## PROBLEM STATEMENT
Find every line below with the string "ребра" and pick it out.

## App and web page records
####
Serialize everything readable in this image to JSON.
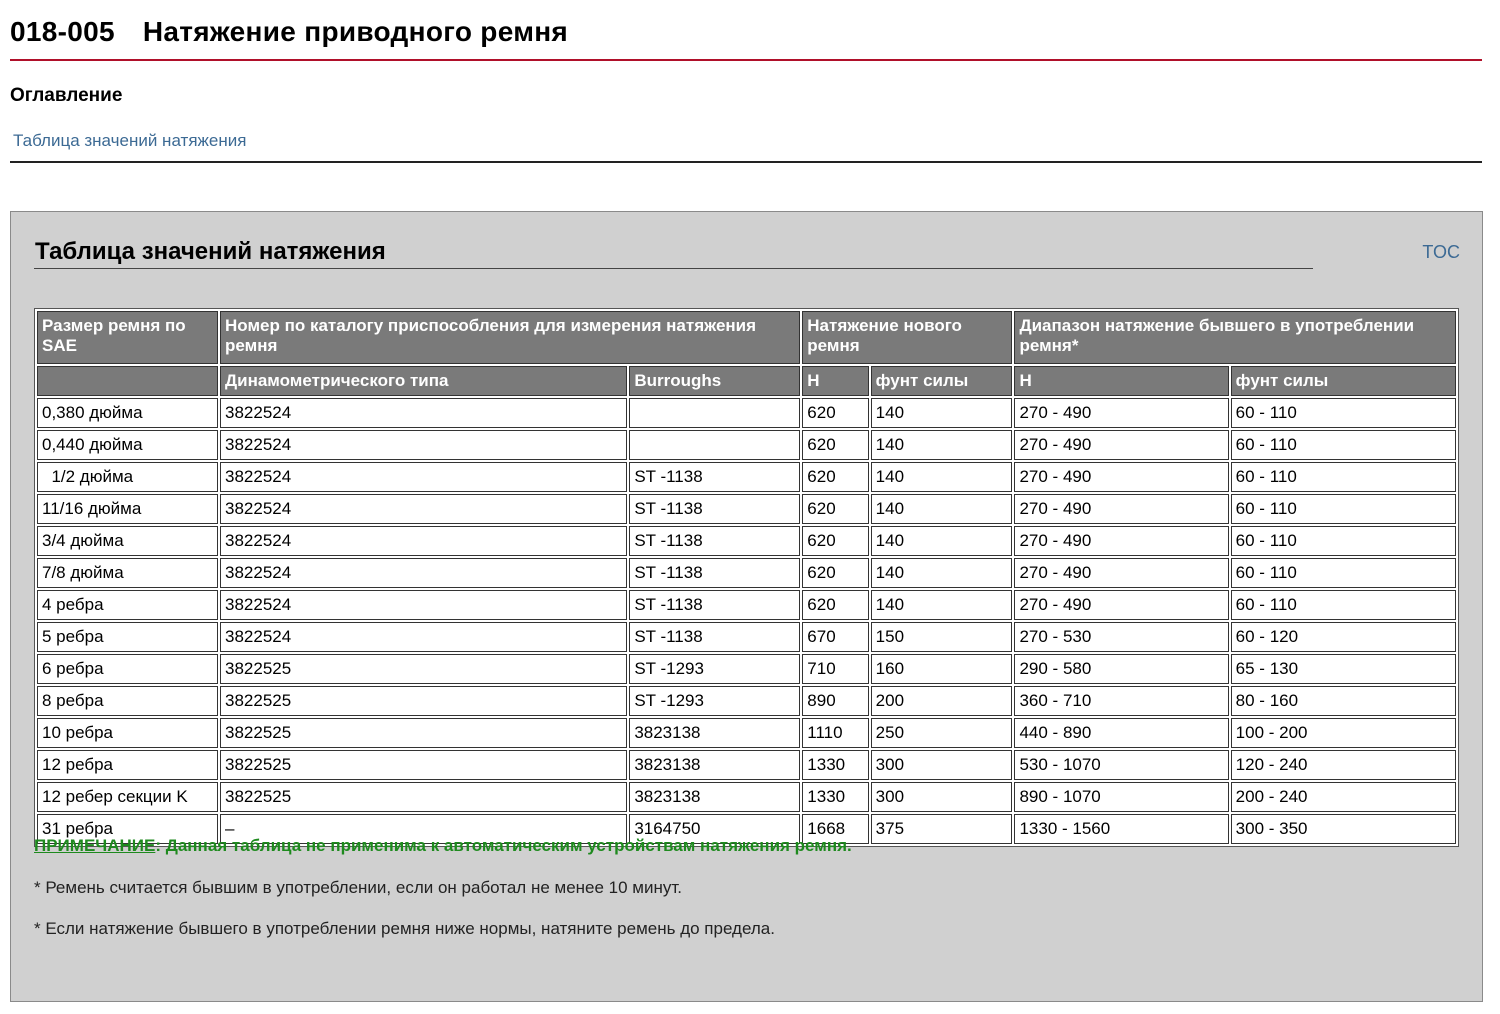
{
  "header": {
    "code": "018-005",
    "title": "Натяжение приводного ремня"
  },
  "toc": {
    "heading": "Оглавление",
    "link": "Таблица значений натяжения"
  },
  "section": {
    "title": "Таблица значений натяжения",
    "toc_link": "TOC"
  },
  "table": {
    "header_row1": [
      "Размер ремня по SAE",
      "Номер по каталогу приспособления для измерения натяжения ремня",
      "Натяжение нового ремня",
      "Диапазон натяжение бывшего в употреблении ремня*"
    ],
    "header_row2": [
      "",
      "Динамометрического типа",
      "Burroughs",
      "Н",
      "фунт силы",
      "Н",
      "фунт силы"
    ],
    "rows": [
      [
        "0,380 дюйма",
        "3822524",
        "",
        "620",
        "140",
        "270 - 490",
        "60 - 110"
      ],
      [
        "0,440 дюйма",
        "3822524",
        "",
        "620",
        "140",
        "270 - 490",
        "60 - 110"
      ],
      [
        "  1/2 дюйма",
        "3822524",
        "ST -1138",
        "620",
        "140",
        "270 - 490",
        "60 - 110"
      ],
      [
        "11/16 дюйма",
        "3822524",
        "ST -1138",
        "620",
        "140",
        "270 - 490",
        "60 - 110"
      ],
      [
        "3/4 дюйма",
        "3822524",
        "ST -1138",
        "620",
        "140",
        "270 - 490",
        "60 - 110"
      ],
      [
        "7/8 дюйма",
        "3822524",
        "ST -1138",
        "620",
        "140",
        "270 - 490",
        "60 - 110"
      ],
      [
        "4 ребра",
        "3822524",
        "ST -1138",
        "620",
        "140",
        "270 - 490",
        "60 - 110"
      ],
      [
        "5 ребра",
        "3822524",
        "ST -1138",
        "670",
        "150",
        "270 - 530",
        "60 - 120"
      ],
      [
        "6 ребра",
        "3822525",
        "ST -1293",
        "710",
        "160",
        "290 - 580",
        "65 - 130"
      ],
      [
        "8 ребра",
        "3822525",
        "ST -1293",
        "890",
        "200",
        "360 - 710",
        "80 - 160"
      ],
      [
        "10 ребра",
        "3822525",
        "3823138",
        "1110",
        "250",
        "440 - 890",
        "100 - 200"
      ],
      [
        "12 ребра",
        "3822525",
        "3823138",
        "1330",
        "300",
        "530 - 1070",
        "120 - 240"
      ],
      [
        "12 ребер секции K",
        "3822525",
        "3823138",
        "1330",
        "300",
        "890 - 1070",
        "200 - 240"
      ],
      [
        "31 ребра",
        "–",
        "3164750",
        "1668",
        "375",
        "1330 - 1560",
        "300 - 350"
      ]
    ]
  },
  "note": {
    "label": "ПРИМЕЧАНИЕ",
    "text": ": Данная таблица не применима к автоматическим устройствам натяжения ремня."
  },
  "footnotes": [
    "* Ремень считается бывшим в употреблении, если он работал не менее 10 минут.",
    "* Если натяжение бывшего в употреблении ремня ниже нормы, натяните ремень до предела."
  ]
}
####
## ANSWER TO THIS EXERCISE
        "4 ребра",
        "5 ребра",
        "6 ребра",
        "8 ребра",
        "10 ребра",
        "12 ребра",
        "31 ребра",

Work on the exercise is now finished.